Information given:
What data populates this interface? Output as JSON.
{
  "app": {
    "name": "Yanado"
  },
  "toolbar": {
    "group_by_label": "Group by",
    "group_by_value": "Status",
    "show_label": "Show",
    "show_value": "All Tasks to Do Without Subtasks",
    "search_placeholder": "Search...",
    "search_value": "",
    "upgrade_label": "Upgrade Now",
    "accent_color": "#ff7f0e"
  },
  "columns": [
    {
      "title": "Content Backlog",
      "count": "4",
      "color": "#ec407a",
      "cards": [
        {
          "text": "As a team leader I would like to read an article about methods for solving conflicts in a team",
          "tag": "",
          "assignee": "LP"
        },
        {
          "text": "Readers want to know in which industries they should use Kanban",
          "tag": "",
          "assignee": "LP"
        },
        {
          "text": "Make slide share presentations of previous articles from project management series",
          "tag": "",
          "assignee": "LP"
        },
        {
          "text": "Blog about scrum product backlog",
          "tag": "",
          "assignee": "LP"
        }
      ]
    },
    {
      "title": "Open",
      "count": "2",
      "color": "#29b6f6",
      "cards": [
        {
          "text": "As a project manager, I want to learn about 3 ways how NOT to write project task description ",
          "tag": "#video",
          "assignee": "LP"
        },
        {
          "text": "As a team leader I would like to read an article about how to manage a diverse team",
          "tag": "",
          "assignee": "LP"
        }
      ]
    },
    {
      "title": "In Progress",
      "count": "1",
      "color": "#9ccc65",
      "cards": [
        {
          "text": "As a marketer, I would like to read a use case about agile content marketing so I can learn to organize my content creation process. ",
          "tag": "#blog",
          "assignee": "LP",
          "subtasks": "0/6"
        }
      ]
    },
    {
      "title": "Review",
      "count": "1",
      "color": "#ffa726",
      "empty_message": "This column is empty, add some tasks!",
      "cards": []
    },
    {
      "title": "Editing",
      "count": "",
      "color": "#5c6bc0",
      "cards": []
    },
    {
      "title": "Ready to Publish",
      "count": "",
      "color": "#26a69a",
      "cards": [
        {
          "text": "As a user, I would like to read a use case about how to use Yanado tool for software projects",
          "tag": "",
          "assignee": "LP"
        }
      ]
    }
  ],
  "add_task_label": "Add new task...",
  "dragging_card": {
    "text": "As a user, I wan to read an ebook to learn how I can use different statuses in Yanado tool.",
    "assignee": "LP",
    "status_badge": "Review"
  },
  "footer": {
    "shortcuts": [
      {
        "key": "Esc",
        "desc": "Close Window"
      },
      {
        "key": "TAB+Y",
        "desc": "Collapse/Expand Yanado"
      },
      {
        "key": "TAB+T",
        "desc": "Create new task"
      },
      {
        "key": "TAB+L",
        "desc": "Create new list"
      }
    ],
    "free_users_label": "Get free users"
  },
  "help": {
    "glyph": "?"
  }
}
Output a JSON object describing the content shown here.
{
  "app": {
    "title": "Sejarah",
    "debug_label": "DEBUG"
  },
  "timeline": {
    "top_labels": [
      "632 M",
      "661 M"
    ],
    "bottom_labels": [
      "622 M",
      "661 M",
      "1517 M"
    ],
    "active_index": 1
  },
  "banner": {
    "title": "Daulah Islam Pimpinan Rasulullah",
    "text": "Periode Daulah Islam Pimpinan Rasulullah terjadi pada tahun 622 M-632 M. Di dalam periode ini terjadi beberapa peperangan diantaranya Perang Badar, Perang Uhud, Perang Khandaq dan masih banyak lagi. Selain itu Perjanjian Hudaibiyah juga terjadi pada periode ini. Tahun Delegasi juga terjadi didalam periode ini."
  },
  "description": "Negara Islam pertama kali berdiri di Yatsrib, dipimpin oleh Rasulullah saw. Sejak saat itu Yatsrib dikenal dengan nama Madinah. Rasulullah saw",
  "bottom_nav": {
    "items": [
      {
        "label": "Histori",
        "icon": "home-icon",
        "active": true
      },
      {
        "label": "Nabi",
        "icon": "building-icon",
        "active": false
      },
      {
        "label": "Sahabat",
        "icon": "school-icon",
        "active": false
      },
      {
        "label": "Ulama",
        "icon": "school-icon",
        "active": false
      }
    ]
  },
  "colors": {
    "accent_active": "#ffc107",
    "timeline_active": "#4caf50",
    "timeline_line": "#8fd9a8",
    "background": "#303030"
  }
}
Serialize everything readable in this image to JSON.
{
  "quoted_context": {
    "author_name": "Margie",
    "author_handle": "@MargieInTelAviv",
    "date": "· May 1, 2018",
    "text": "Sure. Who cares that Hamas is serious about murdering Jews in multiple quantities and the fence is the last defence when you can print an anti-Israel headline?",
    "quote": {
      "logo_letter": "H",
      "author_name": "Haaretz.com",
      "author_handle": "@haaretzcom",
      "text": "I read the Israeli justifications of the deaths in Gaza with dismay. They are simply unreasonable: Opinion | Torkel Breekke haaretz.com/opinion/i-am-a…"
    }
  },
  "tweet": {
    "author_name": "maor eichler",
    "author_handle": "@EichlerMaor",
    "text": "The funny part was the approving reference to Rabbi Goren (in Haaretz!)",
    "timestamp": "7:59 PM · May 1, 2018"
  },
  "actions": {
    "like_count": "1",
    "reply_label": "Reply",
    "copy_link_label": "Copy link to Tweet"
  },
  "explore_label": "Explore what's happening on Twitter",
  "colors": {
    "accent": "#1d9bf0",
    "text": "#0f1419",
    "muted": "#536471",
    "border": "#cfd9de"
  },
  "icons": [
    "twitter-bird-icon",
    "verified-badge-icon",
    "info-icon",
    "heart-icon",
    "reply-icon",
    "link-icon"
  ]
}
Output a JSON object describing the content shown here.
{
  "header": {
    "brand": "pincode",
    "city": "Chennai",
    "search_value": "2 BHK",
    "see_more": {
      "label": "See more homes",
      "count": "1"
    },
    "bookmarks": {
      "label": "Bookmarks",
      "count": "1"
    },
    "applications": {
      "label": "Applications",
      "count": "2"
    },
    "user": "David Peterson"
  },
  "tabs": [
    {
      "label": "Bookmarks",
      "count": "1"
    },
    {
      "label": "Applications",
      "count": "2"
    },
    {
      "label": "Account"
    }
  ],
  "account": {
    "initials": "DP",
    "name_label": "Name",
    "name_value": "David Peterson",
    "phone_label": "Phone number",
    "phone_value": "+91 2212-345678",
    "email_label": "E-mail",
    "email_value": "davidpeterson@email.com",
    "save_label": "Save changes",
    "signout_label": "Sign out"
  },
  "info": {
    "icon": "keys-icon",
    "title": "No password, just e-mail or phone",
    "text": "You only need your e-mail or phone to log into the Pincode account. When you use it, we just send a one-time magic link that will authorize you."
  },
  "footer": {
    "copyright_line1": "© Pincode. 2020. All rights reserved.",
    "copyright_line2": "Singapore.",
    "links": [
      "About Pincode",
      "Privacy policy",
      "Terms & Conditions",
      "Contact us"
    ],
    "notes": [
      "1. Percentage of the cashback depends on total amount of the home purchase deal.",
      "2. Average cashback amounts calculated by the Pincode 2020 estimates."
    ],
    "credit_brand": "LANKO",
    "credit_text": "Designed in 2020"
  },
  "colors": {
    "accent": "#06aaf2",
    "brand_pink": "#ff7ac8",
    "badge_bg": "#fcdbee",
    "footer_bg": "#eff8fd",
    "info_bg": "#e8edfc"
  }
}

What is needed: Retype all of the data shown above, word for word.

Written response:
What data populates this interface? Output as JSON.
{
  "app": {
    "name": "Yanado"
  },
  "toolbar": {
    "group_by_label": "Group by",
    "group_by_value": "Status",
    "show_label": "Show",
    "show_value": "All Tasks to Do Without Subtasks",
    "search_placeholder": "Search...",
    "search_value": "",
    "upgrade_label": "Upgrade Now",
    "accent_color": "#ff7f0e"
  },
  "columns": [
    {
      "title": "Content Backlog",
      "count": "4",
      "color": "#ec407a",
      "cards": [
        {
          "text": "As a team leader I would like to read an article about methods for solving conflicts in a team",
          "tag": "",
          "assignee": "LP"
        },
        {
          "text": "Readers want to know in which industries they should use Kanban",
          "tag": "",
          "assignee": "LP"
        },
        {
          "text": "Make slide share presentations of previous articles from project management series",
          "tag": "",
          "assignee": "LP"
        },
        {
          "text": "Blog about scrum product backlog",
          "tag": "",
          "assignee": "LP"
        }
      ]
    },
    {
      "title": "Open",
      "count": "2",
      "color": "#29b6f6",
      "cards": [
        {
          "text": "As a project manager, I want to learn about 3 ways how NOT to write project task description ",
          "tag": "#video",
          "assignee": "LP"
        },
        {
          "text": "As a team leader I would like to read an article about how to manage a diverse team",
          "tag": "",
          "assignee": "LP"
        }
      ]
    },
    {
      "title": "In Progress",
      "count": "1",
      "color": "#9ccc65",
      "cards": [
        {
          "text": "As a marketer, I would like to read a use case about agile content marketing so I can learn to organize my content creation process. ",
          "tag": "#blog",
          "assignee": "LP",
          "subtasks": "0/6"
        }
      ]
    },
    {
      "title": "Review",
      "count": "1",
      "color": "#ffa726",
      "empty_message": "This column is empty, add some tasks!",
      "cards": []
    },
    {
      "title": "Editing",
      "count": "",
      "color": "#5c6bc0",
      "cards": []
    },
    {
      "title": "Ready to Publish",
      "count": "",
      "color": "#26a69a",
      "cards": [
        {
          "text": "As a user, I would like to read a use case about how to use Yanado tool for software projects",
          "tag": "",
          "assignee": "LP"
        }
      ]
    }
  ],
  "add_task_label": "Add new task...",
  "dragging_card": {
    "text": "As a user, I wan to read an ebook to learn how I can use different statuses in Yanado tool.",
    "assignee": "LP",
    "status_badge": "Review"
  },
  "footer": {
    "shortcuts": [
      {
        "key": "Esc",
        "desc": "Close Window"
      },
      {
        "key": "TAB+Y",
        "desc": "Collapse/Expand Yanado"
      },
      {
        "key": "TAB+T",
        "desc": "Create new task"
      },
      {
        "key": "TAB+L",
        "desc": "Create new list"
      }
    ],
    "free_users_label": "Get free users"
  },
  "help": {
    "glyph": "?"
  }
}
Output a JSON object describing the content shown here.
{
  "app": {
    "title": "Sejarah",
    "debug_label": "DEBUG"
  },
  "timeline": {
    "top_labels": [
      "632 M",
      "661 M"
    ],
    "bottom_labels": [
      "622 M",
      "661 M",
      "1517 M"
    ],
    "active_index": 1
  },
  "banner": {
    "title": "Daulah Islam Pimpinan Rasulullah",
    "text": "Periode Daulah Islam Pimpinan Rasulullah terjadi pada tahun 622 M-632 M. Di dalam periode ini terjadi beberapa peperangan diantaranya Perang Badar, Perang Uhud, Perang Khandaq dan masih banyak lagi. Selain itu Perjanjian Hudaibiyah juga terjadi pada periode ini. Tahun Delegasi juga terjadi didalam periode ini."
  },
  "description": "Negara Islam pertama kali berdiri di Yatsrib, dipimpin oleh Rasulullah saw. Sejak saat itu Yatsrib dikenal dengan nama Madinah. Rasulullah saw",
  "bottom_nav": {
    "items": [
      {
        "label": "Histori",
        "icon": "home-icon",
        "active": true
      },
      {
        "label": "Nabi",
        "icon": "building-icon",
        "active": false
      },
      {
        "label": "Sahabat",
        "icon": "school-icon",
        "active": false
      },
      {
        "label": "Ulama",
        "icon": "school-icon",
        "active": false
      }
    ]
  },
  "colors": {
    "accent_active": "#ffc107",
    "timeline_active": "#4caf50",
    "timeline_line": "#8fd9a8",
    "background": "#303030"
  }
}
Serialize everything readable in this image to JSON.
{
  "quoted_context": {
    "author_name": "Margie",
    "author_handle": "@MargieInTelAviv",
    "date": "· May 1, 2018",
    "text": "Sure. Who cares that Hamas is serious about murdering Jews in multiple quantities and the fence is the last defence when you can print an anti-Israel headline?",
    "quote": {
      "logo_letter": "H",
      "author_name": "Haaretz.com",
      "author_handle": "@haaretzcom",
      "text": "I read the Israeli justifications of the deaths in Gaza with dismay. They are simply unreasonable: Opinion | Torkel Breekke haaretz.com/opinion/i-am-a…"
    }
  },
  "tweet": {
    "author_name": "maor eichler",
    "author_handle": "@EichlerMaor",
    "text": "The funny part was the approving reference to Rabbi Goren (in Haaretz!)",
    "timestamp": "7:59 PM · May 1, 2018"
  },
  "actions": {
    "like_count": "1",
    "reply_label": "Reply",
    "copy_link_label": "Copy link to Tweet"
  },
  "explore_label": "Explore what's happening on Twitter",
  "colors": {
    "accent": "#1d9bf0",
    "text": "#0f1419",
    "muted": "#536471",
    "border": "#cfd9de"
  },
  "icons": [
    "twitter-bird-icon",
    "verified-badge-icon",
    "info-icon",
    "heart-icon",
    "reply-icon",
    "link-icon"
  ]
}
Output a JSON object describing the content shown here.
{
  "header": {
    "brand": "pincode",
    "city": "Chennai",
    "search_value": "2 BHK",
    "see_more": {
      "label": "See more homes",
      "count": "1"
    },
    "bookmarks": {
      "label": "Bookmarks",
      "count": "1"
    },
    "applications": {
      "label": "Applications",
      "count": "2"
    },
    "user": "David Peterson"
  },
  "tabs": [
    {
      "label": "Bookmarks",
      "count": "1"
    },
    {
      "label": "Applications",
      "count": "2"
    },
    {
      "label": "Account"
    }
  ],
  "account": {
    "initials": "DP",
    "name_label": "Name",
    "name_value": "David Peterson",
    "phone_label": "Phone number",
    "phone_value": "+91 2212-345678",
    "email_label": "E-mail",
    "email_value": "davidpeterson@email.com",
    "save_label": "Save changes",
    "signout_label": "Sign out"
  },
  "info": {
    "icon": "keys-icon",
    "title": "No password, just e-mail or phone",
    "text": "You only need your e-mail or phone to log into the Pincode account. When you use it, we just send a one-time magic link that will authorize you."
  },
  "footer": {
    "copyright_line1": "© Pincode. 2020. All rights reserved.",
    "copyright_line2": "Singapore.",
    "links": [
      "About Pincode",
      "Privacy policy",
      "Terms & Conditions",
      "Contact us"
    ],
    "notes": [
      "1. Percentage of the cashback depends on total amount of the home purchase deal.",
      "2. Average cashback amounts calculated by the Pincode 2020 estimates."
    ],
    "credit_brand": "LANKO",
    "credit_text": "Designed in 2020"
  },
  "colors": {
    "accent": "#06aaf2",
    "brand_pink": "#ff7ac8",
    "badge_bg": "#fcdbee",
    "footer_bg": "#eff8fd",
    "info_bg": "#e8edfc"
  }
}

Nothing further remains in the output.